In one of the great Wisconsin ironies, we are watching Herb Kohl depart the Senate. Kohl owns the Milwaukee Bucks, and his family fortune came from the Kohl's department store chain that he sold many years ago, now. Kohl's succeeded in Wisconsin because people here think about value. It's not very hip, and it used to be ridiculed in the Chicago papers as evidence that Wisconsinites just weren't very hip, but it hasn't changed all that much as it's spread across the US. People can buy labels when the economy is hitting on all cylinders; when it's not, they tend to buy what's necessary, rather than what's trendy. It's boggles my mind to see luxury label clothes designers inveighing against other labels draping Mrs. Romney, when their sales are dependent on a well-functioning economy. I guess I could go on and on about Bette Midler and other celebs, but you've read it all before.
High-end goods suppliers demand a high premium for what is often a small difference in quality. If I had millions of dollars, I might, for example, be an audiophile, but to be frank I can find a pair of Acoustic Research speakers that produces excellent sound for far less than I would spend for a high-end marque. Lexus is telling me on television commercials that if only I bought one, my life might be worth remembering, at the end, but I'd just as soon have a Subaru. When I look at liberal print news, such as the New York Times, I see ads for watches and bracelets that cost as much as a new car ought to, and I think, "Utility's not everything, but that's nuts." When I grab liberal free tabloids in just about any college town, I see adverts for escort services and solicitations for young women to earn a bunch of money partying in the Big City over the holidays. Most of us look at this stuff and think, "WTF?" I believe, but distaste at conspicuous consumption is probably a little more pronounced in Germano-Scandinavian America than it is, generally.

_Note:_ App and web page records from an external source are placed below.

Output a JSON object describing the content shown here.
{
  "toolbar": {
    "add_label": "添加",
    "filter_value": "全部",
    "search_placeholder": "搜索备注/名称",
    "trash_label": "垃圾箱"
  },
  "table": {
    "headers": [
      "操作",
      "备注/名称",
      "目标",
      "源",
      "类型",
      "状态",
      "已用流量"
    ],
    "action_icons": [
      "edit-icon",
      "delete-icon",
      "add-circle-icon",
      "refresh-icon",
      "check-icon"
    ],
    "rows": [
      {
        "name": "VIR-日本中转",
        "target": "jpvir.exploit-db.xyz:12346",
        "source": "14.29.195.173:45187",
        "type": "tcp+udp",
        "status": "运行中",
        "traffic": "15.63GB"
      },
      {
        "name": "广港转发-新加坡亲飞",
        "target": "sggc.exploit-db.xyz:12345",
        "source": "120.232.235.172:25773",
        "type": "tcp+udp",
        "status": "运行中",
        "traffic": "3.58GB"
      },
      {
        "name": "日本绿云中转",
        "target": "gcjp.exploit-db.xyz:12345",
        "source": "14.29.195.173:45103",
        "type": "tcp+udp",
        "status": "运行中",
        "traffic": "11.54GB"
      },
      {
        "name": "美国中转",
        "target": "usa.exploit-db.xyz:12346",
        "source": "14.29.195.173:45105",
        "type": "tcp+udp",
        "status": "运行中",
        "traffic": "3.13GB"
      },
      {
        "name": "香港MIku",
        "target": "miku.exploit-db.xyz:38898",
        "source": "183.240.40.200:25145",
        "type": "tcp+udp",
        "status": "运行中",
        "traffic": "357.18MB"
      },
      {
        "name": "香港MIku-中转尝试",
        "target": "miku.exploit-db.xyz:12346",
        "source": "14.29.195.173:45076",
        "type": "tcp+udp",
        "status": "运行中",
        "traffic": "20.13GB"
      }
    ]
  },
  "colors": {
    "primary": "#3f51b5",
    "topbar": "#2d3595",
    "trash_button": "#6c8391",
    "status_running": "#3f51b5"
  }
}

Here, if a guy decides to drop $10k on a pool table or a snowmobile, we think, "Yikes. Good for him." But if he dishes it out and doesn't use the thing, he's an object of scorn.
Wisconsinites and their neighbors understand that Obama wants to sell us Yugo services at Ferrari prices, and they're not impressed. Are we cheapskates? Maybe, but most of us are also in the charitable middle. We've been called worse. And we don't feel that anyone ought to compel us to do more, even if they themselves seem to believe they need the compulsion.